Work order. Each record should be retyped word for word.

Entries provided.
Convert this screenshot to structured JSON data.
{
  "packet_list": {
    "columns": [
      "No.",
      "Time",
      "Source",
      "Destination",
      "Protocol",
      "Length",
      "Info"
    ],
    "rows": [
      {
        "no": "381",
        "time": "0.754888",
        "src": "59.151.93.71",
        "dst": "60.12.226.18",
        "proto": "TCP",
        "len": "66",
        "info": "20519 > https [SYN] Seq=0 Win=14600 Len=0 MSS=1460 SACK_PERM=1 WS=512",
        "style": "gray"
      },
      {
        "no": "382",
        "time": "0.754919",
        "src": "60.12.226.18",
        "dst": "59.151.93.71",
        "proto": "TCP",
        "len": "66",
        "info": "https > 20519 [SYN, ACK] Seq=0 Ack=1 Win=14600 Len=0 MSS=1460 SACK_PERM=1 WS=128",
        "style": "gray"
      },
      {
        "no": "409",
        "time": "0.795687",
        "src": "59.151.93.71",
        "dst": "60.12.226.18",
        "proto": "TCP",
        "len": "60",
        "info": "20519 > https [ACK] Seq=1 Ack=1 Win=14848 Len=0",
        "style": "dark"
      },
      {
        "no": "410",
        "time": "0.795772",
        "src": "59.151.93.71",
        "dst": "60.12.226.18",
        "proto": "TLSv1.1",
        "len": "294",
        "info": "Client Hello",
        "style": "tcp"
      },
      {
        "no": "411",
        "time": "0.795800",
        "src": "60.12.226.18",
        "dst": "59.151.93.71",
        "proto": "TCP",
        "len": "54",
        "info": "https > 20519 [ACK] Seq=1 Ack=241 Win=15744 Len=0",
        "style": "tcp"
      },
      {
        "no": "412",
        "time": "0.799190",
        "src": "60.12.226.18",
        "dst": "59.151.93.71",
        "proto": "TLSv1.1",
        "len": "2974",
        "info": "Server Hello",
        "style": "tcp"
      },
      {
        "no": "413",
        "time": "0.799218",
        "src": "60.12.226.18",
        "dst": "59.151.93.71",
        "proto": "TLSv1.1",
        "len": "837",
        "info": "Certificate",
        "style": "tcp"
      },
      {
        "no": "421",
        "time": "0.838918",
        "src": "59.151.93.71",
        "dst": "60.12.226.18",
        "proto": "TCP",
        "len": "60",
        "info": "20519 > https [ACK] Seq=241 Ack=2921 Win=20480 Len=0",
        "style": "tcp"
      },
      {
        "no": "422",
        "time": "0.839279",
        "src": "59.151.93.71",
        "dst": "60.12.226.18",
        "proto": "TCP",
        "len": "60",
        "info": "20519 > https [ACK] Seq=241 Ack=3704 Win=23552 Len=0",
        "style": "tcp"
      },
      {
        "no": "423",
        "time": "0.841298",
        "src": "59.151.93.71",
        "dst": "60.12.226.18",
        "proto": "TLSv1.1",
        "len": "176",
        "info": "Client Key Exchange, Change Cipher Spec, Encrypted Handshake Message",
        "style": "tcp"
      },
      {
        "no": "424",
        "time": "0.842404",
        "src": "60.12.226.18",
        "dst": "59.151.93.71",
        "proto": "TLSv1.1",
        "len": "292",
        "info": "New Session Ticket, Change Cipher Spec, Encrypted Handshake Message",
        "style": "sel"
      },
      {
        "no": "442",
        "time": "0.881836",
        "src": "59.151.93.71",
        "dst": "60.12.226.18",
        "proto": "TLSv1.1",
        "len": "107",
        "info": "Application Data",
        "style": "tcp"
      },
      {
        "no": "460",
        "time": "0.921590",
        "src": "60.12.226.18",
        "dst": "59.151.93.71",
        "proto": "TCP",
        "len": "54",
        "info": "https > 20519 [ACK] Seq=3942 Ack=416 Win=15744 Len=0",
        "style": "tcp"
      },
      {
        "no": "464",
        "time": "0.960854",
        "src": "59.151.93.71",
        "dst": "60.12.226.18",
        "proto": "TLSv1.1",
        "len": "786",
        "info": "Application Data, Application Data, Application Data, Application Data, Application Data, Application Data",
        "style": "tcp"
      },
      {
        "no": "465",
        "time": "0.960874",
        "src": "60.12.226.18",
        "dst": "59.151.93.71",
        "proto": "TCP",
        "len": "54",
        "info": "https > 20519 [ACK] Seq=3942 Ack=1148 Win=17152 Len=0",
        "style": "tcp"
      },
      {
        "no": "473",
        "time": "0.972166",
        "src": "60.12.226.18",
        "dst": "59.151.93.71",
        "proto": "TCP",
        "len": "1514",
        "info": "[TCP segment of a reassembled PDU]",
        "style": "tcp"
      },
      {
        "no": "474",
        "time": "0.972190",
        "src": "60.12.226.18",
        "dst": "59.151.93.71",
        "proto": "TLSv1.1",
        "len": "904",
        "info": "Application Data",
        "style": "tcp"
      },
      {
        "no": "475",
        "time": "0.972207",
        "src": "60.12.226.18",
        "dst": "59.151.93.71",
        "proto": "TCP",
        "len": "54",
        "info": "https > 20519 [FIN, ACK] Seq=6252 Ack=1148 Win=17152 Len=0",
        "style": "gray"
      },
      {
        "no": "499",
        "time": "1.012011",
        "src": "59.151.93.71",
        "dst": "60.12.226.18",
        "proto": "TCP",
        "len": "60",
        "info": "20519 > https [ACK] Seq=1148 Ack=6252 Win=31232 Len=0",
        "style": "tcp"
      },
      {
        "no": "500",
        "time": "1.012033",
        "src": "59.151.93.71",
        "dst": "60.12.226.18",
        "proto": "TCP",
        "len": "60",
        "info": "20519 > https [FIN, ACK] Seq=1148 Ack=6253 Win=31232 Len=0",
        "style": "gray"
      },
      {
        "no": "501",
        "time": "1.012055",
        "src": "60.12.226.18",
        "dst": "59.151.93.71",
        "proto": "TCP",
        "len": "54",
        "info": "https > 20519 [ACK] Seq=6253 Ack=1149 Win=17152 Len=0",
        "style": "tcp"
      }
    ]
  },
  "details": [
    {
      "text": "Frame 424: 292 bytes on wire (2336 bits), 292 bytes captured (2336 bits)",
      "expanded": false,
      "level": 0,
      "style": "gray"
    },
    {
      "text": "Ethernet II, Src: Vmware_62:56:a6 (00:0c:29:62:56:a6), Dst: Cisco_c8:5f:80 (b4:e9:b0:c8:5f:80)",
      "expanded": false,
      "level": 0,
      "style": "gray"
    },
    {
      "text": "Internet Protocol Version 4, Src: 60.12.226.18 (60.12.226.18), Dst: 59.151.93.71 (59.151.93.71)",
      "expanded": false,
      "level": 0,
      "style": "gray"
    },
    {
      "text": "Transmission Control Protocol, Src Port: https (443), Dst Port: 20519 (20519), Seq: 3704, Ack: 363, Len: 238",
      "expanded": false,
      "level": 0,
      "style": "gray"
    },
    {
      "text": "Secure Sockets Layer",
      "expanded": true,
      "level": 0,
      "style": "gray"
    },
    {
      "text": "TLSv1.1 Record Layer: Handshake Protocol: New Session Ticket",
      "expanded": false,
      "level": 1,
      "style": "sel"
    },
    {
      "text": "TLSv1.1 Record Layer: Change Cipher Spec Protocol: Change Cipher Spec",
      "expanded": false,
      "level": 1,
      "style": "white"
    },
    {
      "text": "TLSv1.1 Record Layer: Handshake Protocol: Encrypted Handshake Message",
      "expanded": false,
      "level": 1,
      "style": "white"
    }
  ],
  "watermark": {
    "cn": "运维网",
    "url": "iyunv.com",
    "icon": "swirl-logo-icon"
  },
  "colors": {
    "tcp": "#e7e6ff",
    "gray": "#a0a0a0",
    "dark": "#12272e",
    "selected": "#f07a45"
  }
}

Task response.
Convert this screenshot to structured JSON data.
{
  "packet_list": {
    "columns": [
      "No.",
      "Time",
      "Source",
      "Destination",
      "Protocol",
      "Length",
      "Info"
    ],
    "rows": [
      {
        "no": "381",
        "time": "0.754888",
        "src": "59.151.93.71",
        "dst": "60.12.226.18",
        "proto": "TCP",
        "len": "66",
        "info": "20519 > https [SYN] Seq=0 Win=14600 Len=0 MSS=1460 SACK_PERM=1 WS=512",
        "style": "gray"
      },
      {
        "no": "382",
        "time": "0.754919",
        "src": "60.12.226.18",
        "dst": "59.151.93.71",
        "proto": "TCP",
        "len": "66",
        "info": "https > 20519 [SYN, ACK] Seq=0 Ack=1 Win=14600 Len=0 MSS=1460 SACK_PERM=1 WS=128",
        "style": "gray"
      },
      {
        "no": "409",
        "time": "0.795687",
        "src": "59.151.93.71",
        "dst": "60.12.226.18",
        "proto": "TCP",
        "len": "60",
        "info": "20519 > https [ACK] Seq=1 Ack=1 Win=14848 Len=0",
        "style": "dark"
      },
      {
        "no": "410",
        "time": "0.795772",
        "src": "59.151.93.71",
        "dst": "60.12.226.18",
        "proto": "TLSv1.1",
        "len": "294",
        "info": "Client Hello",
        "style": "tcp"
      },
      {
        "no": "411",
        "time": "0.795800",
        "src": "60.12.226.18",
        "dst": "59.151.93.71",
        "proto": "TCP",
        "len": "54",
        "info": "https > 20519 [ACK] Seq=1 Ack=241 Win=15744 Len=0",
        "style": "tcp"
      },
      {
        "no": "412",
        "time": "0.799190",
        "src": "60.12.226.18",
        "dst": "59.151.93.71",
        "proto": "TLSv1.1",
        "len": "2974",
        "info": "Server Hello",
        "style": "tcp"
      },
      {
        "no": "413",
        "time": "0.799218",
        "src": "60.12.226.18",
        "dst": "59.151.93.71",
        "proto": "TLSv1.1",
        "len": "837",
        "info": "Certificate",
        "style": "tcp"
      },
      {
        "no": "421",
        "time": "0.838918",
        "src": "59.151.93.71",
        "dst": "60.12.226.18",
        "proto": "TCP",
        "len": "60",
        "info": "20519 > https [ACK] Seq=241 Ack=2921 Win=20480 Len=0",
        "style": "tcp"
      },
      {
        "no": "422",
        "time": "0.839279",
        "src": "59.151.93.71",
        "dst": "60.12.226.18",
        "proto": "TCP",
        "len": "60",
        "info": "20519 > https [ACK] Seq=241 Ack=3704 Win=23552 Len=0",
        "style": "tcp"
      },
      {
        "no": "423",
        "time": "0.841298",
        "src": "59.151.93.71",
        "dst": "60.12.226.18",
        "proto": "TLSv1.1",
        "len": "176",
        "info": "Client Key Exchange, Change Cipher Spec, Encrypted Handshake Message",
        "style": "tcp"
      },
      {
        "no": "424",
        "time": "0.842404",
        "src": "60.12.226.18",
        "dst": "59.151.93.71",
        "proto": "TLSv1.1",
        "len": "292",
        "info": "New Session Ticket, Change Cipher Spec, Encrypted Handshake Message",
        "style": "sel"
      },
      {
        "no": "442",
        "time": "0.881836",
        "src": "59.151.93.71",
        "dst": "60.12.226.18",
        "proto": "TLSv1.1",
        "len": "107",
        "info": "Application Data",
        "style": "tcp"
      },
      {
        "no": "460",
        "time": "0.921590",
        "src": "60.12.226.18",
        "dst": "59.151.93.71",
        "proto": "TCP",
        "len": "54",
        "info": "https > 20519 [ACK] Seq=3942 Ack=416 Win=15744 Len=0",
        "style": "tcp"
      },
      {
        "no": "464",
        "time": "0.960854",
        "src": "59.151.93.71",
        "dst": "60.12.226.18",
        "proto": "TLSv1.1",
        "len": "786",
        "info": "Application Data, Application Data, Application Data, Application Data, Application Data, Application Data",
        "style": "tcp"
      },
      {
        "no": "465",
        "time": "0.960874",
        "src": "60.12.226.18",
        "dst": "59.151.93.71",
        "proto": "TCP",
        "len": "54",
        "info": "https > 20519 [ACK] Seq=3942 Ack=1148 Win=17152 Len=0",
        "style": "tcp"
      },
      {
        "no": "473",
        "time": "0.972166",
        "src": "60.12.226.18",
        "dst": "59.151.93.71",
        "proto": "TCP",
        "len": "1514",
        "info": "[TCP segment of a reassembled PDU]",
        "style": "tcp"
      },
      {
        "no": "474",
        "time": "0.972190",
        "src": "60.12.226.18",
        "dst": "59.151.93.71",
        "proto": "TLSv1.1",
        "len": "904",
        "info": "Application Data",
        "style": "tcp"
      },
      {
        "no": "475",
        "time": "0.972207",
        "src": "60.12.226.18",
        "dst": "59.151.93.71",
        "proto": "TCP",
        "len": "54",
        "info": "https > 20519 [FIN, ACK] Seq=6252 Ack=1148 Win=17152 Len=0",
        "style": "gray"
      },
      {
        "no": "499",
        "time": "1.012011",
        "src": "59.151.93.71",
        "dst": "60.12.226.18",
        "proto": "TCP",
        "len": "60",
        "info": "20519 > https [ACK] Seq=1148 Ack=6252 Win=31232 Len=0",
        "style": "tcp"
      },
      {
        "no": "500",
        "time": "1.012033",
        "src": "59.151.93.71",
        "dst": "60.12.226.18",
        "proto": "TCP",
        "len": "60",
        "info": "20519 > https [FIN, ACK] Seq=1148 Ack=6253 Win=31232 Len=0",
        "style": "gray"
      },
      {
        "no": "501",
        "time": "1.012055",
        "src": "60.12.226.18",
        "dst": "59.151.93.71",
        "proto": "TCP",
        "len": "54",
        "info": "https > 20519 [ACK] Seq=6253 Ack=1149 Win=17152 Len=0",
        "style": "tcp"
      }
    ]
  },
  "details": [
    {
      "text": "Frame 424: 292 bytes on wire (2336 bits), 292 bytes captured (2336 bits)",
      "expanded": false,
      "level": 0,
      "style": "gray"
    },
    {
      "text": "Ethernet II, Src: Vmware_62:56:a6 (00:0c:29:62:56:a6), Dst: Cisco_c8:5f:80 (b4:e9:b0:c8:5f:80)",
      "expanded": false,
      "level": 0,
      "style": "gray"
    },
    {
      "text": "Internet Protocol Version 4, Src: 60.12.226.18 (60.12.226.18), Dst: 59.151.93.71 (59.151.93.71)",
      "expanded": false,
      "level": 0,
      "style": "gray"
    },
    {
      "text": "Transmission Control Protocol, Src Port: https (443), Dst Port: 20519 (20519), Seq: 3704, Ack: 363, Len: 238",
      "expanded": false,
      "level": 0,
      "style": "gray"
    },
    {
      "text": "Secure Sockets Layer",
      "expanded": true,
      "level": 0,
      "style": "gray"
    },
    {
      "text": "TLSv1.1 Record Layer: Handshake Protocol: New Session Ticket",
      "expanded": false,
      "level": 1,
      "style": "sel"
    },
    {
      "text": "TLSv1.1 Record Layer: Change Cipher Spec Protocol: Change Cipher Spec",
      "expanded": false,
      "level": 1,
      "style": "white"
    },
    {
      "text": "TLSv1.1 Record Layer: Handshake Protocol: Encrypted Handshake Message",
      "expanded": false,
      "level": 1,
      "style": "white"
    }
  ],
  "watermark": {
    "cn": "运维网",
    "url": "iyunv.com",
    "icon": "swirl-logo-icon"
  },
  "colors": {
    "tcp": "#e7e6ff",
    "gray": "#a0a0a0",
    "dark": "#12272e",
    "selected": "#f07a45"
  }
}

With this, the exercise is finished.